*** Block opens ***

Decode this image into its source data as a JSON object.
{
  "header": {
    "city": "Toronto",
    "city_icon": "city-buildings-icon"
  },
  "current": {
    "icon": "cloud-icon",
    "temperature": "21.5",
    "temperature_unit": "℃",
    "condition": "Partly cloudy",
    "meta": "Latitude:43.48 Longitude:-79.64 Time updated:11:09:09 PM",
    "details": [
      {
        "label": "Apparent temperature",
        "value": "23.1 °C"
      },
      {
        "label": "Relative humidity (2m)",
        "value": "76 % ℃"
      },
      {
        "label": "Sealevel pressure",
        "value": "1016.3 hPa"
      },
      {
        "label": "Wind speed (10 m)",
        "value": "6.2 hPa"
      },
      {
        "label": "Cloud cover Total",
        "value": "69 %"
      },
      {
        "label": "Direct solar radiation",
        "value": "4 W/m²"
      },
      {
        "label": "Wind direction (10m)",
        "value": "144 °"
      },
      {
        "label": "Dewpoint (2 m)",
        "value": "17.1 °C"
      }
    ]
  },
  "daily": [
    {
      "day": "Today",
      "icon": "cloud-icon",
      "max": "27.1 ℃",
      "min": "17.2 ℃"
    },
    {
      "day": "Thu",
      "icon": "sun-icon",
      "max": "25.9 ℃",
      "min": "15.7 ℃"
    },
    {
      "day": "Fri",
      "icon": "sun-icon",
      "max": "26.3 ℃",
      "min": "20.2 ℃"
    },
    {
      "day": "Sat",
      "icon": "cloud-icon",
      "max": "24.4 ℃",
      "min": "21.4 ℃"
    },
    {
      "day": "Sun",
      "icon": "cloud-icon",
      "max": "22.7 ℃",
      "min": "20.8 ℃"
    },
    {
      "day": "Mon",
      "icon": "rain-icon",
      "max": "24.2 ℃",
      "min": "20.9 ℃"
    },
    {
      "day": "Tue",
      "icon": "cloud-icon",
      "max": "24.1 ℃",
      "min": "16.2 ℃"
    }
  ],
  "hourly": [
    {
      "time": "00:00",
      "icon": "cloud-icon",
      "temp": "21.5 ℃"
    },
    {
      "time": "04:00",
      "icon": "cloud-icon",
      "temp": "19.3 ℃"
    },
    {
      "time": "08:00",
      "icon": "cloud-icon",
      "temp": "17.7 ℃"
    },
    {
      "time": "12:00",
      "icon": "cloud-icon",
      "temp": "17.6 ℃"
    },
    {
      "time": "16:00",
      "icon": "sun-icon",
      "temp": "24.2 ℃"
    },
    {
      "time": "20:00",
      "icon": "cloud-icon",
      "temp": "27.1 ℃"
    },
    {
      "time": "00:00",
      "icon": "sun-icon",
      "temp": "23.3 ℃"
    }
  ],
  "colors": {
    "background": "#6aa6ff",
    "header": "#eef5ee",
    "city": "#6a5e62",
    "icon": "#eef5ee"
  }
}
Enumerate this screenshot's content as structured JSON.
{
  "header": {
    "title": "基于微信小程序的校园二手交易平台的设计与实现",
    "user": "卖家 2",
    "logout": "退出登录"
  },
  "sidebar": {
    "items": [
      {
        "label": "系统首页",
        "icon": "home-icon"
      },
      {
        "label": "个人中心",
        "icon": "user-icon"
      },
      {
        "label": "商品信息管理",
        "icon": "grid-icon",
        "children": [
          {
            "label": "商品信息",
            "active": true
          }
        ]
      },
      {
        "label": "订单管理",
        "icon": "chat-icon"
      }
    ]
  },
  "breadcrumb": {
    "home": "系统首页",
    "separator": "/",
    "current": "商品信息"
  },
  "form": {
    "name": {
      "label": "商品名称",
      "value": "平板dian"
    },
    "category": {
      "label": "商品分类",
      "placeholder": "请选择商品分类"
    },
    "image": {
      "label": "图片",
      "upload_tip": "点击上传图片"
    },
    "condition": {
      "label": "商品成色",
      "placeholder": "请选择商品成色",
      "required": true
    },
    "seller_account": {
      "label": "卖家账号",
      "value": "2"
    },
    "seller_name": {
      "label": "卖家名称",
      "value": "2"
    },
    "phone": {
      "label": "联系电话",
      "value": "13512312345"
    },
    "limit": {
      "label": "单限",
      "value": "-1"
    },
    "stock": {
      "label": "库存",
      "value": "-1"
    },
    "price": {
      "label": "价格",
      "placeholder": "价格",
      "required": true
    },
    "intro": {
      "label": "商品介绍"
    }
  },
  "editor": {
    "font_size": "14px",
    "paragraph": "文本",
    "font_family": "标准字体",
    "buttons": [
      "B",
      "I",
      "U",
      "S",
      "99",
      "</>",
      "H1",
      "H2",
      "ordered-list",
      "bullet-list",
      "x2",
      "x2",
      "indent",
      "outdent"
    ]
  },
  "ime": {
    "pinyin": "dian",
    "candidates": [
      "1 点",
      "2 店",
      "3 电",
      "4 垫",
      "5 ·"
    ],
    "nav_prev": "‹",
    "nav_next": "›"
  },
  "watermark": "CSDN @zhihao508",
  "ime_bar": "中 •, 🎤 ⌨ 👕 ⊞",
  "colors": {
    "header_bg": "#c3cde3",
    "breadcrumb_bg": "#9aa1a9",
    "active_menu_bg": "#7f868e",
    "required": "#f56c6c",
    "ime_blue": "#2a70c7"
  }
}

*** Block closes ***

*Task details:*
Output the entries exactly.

*Task output:*
Decode this image into its source data as a JSON object.
{
  "header": {
    "city": "Toronto",
    "city_icon": "city-buildings-icon"
  },
  "current": {
    "icon": "cloud-icon",
    "temperature": "21.5",
    "temperature_unit": "℃",
    "condition": "Partly cloudy",
    "meta": "Latitude:43.48 Longitude:-79.64 Time updated:11:09:09 PM",
    "details": [
      {
        "label": "Apparent temperature",
        "value": "23.1 °C"
      },
      {
        "label": "Relative humidity (2m)",
        "value": "76 % ℃"
      },
      {
        "label": "Sealevel pressure",
        "value": "1016.3 hPa"
      },
      {
        "label": "Wind speed (10 m)",
        "value": "6.2 hPa"
      },
      {
        "label": "Cloud cover Total",
        "value": "69 %"
      },
      {
        "label": "Direct solar radiation",
        "value": "4 W/m²"
      },
      {
        "label": "Wind direction (10m)",
        "value": "144 °"
      },
      {
        "label": "Dewpoint (2 m)",
        "value": "17.1 °C"
      }
    ]
  },
  "daily": [
    {
      "day": "Today",
      "icon": "cloud-icon",
      "max": "27.1 ℃",
      "min": "17.2 ℃"
    },
    {
      "day": "Thu",
      "icon": "sun-icon",
      "max": "25.9 ℃",
      "min": "15.7 ℃"
    },
    {
      "day": "Fri",
      "icon": "sun-icon",
      "max": "26.3 ℃",
      "min": "20.2 ℃"
    },
    {
      "day": "Sat",
      "icon": "cloud-icon",
      "max": "24.4 ℃",
      "min": "21.4 ℃"
    },
    {
      "day": "Sun",
      "icon": "cloud-icon",
      "max": "22.7 ℃",
      "min": "20.8 ℃"
    },
    {
      "day": "Mon",
      "icon": "rain-icon",
      "max": "24.2 ℃",
      "min": "20.9 ℃"
    },
    {
      "day": "Tue",
      "icon": "cloud-icon",
      "max": "24.1 ℃",
      "min": "16.2 ℃"
    }
  ],
  "hourly": [
    {
      "time": "00:00",
      "icon": "cloud-icon",
      "temp": "21.5 ℃"
    },
    {
      "time": "04:00",
      "icon": "cloud-icon",
      "temp": "19.3 ℃"
    },
    {
      "time": "08:00",
      "icon": "cloud-icon",
      "temp": "17.7 ℃"
    },
    {
      "time": "12:00",
      "icon": "cloud-icon",
      "temp": "17.6 ℃"
    },
    {
      "time": "16:00",
      "icon": "sun-icon",
      "temp": "24.2 ℃"
    },
    {
      "time": "20:00",
      "icon": "cloud-icon",
      "temp": "27.1 ℃"
    },
    {
      "time": "00:00",
      "icon": "sun-icon",
      "temp": "23.3 ℃"
    }
  ],
  "colors": {
    "background": "#6aa6ff",
    "header": "#eef5ee",
    "city": "#6a5e62",
    "icon": "#eef5ee"
  }
}
Enumerate this screenshot's content as structured JSON.
{
  "header": {
    "title": "基于微信小程序的校园二手交易平台的设计与实现",
    "user": "卖家 2",
    "logout": "退出登录"
  },
  "sidebar": {
    "items": [
      {
        "label": "系统首页",
        "icon": "home-icon"
      },
      {
        "label": "个人中心",
        "icon": "user-icon"
      },
      {
        "label": "商品信息管理",
        "icon": "grid-icon",
        "children": [
          {
            "label": "商品信息",
            "active": true
          }
        ]
      },
      {
        "label": "订单管理",
        "icon": "chat-icon"
      }
    ]
  },
  "breadcrumb": {
    "home": "系统首页",
    "separator": "/",
    "current": "商品信息"
  },
  "form": {
    "name": {
      "label": "商品名称",
      "value": "平板dian"
    },
    "category": {
      "label": "商品分类",
      "placeholder": "请选择商品分类"
    },
    "image": {
      "label": "图片",
      "upload_tip": "点击上传图片"
    },
    "condition": {
      "label": "商品成色",
      "placeholder": "请选择商品成色",
      "required": true
    },
    "seller_account": {
      "label": "卖家账号",
      "value": "2"
    },
    "seller_name": {
      "label": "卖家名称",
      "value": "2"
    },
    "phone": {
      "label": "联系电话",
      "value": "13512312345"
    },
    "limit": {
      "label": "单限",
      "value": "-1"
    },
    "stock": {
      "label": "库存",
      "value": "-1"
    },
    "price": {
      "label": "价格",
      "placeholder": "价格",
      "required": true
    },
    "intro": {
      "label": "商品介绍"
    }
  },
  "editor": {
    "font_size": "14px",
    "paragraph": "文本",
    "font_family": "标准字体",
    "buttons": [
      "B",
      "I",
      "U",
      "S",
      "99",
      "</>",
      "H1",
      "H2",
      "ordered-list",
      "bullet-list",
      "x2",
      "x2",
      "indent",
      "outdent"
    ]
  },
  "ime": {
    "pinyin": "dian",
    "candidates": [
      "1 点",
      "2 店",
      "3 电",
      "4 垫",
      "5 ·"
    ],
    "nav_prev": "‹",
    "nav_next": "›"
  },
  "watermark": "CSDN @zhihao508",
  "ime_bar": "中 •, 🎤 ⌨ 👕 ⊞",
  "colors": {
    "header_bg": "#c3cde3",
    "breadcrumb_bg": "#9aa1a9",
    "active_menu_bg": "#7f868e",
    "required": "#f56c6c",
    "ime_blue": "#2a70c7"
  }
}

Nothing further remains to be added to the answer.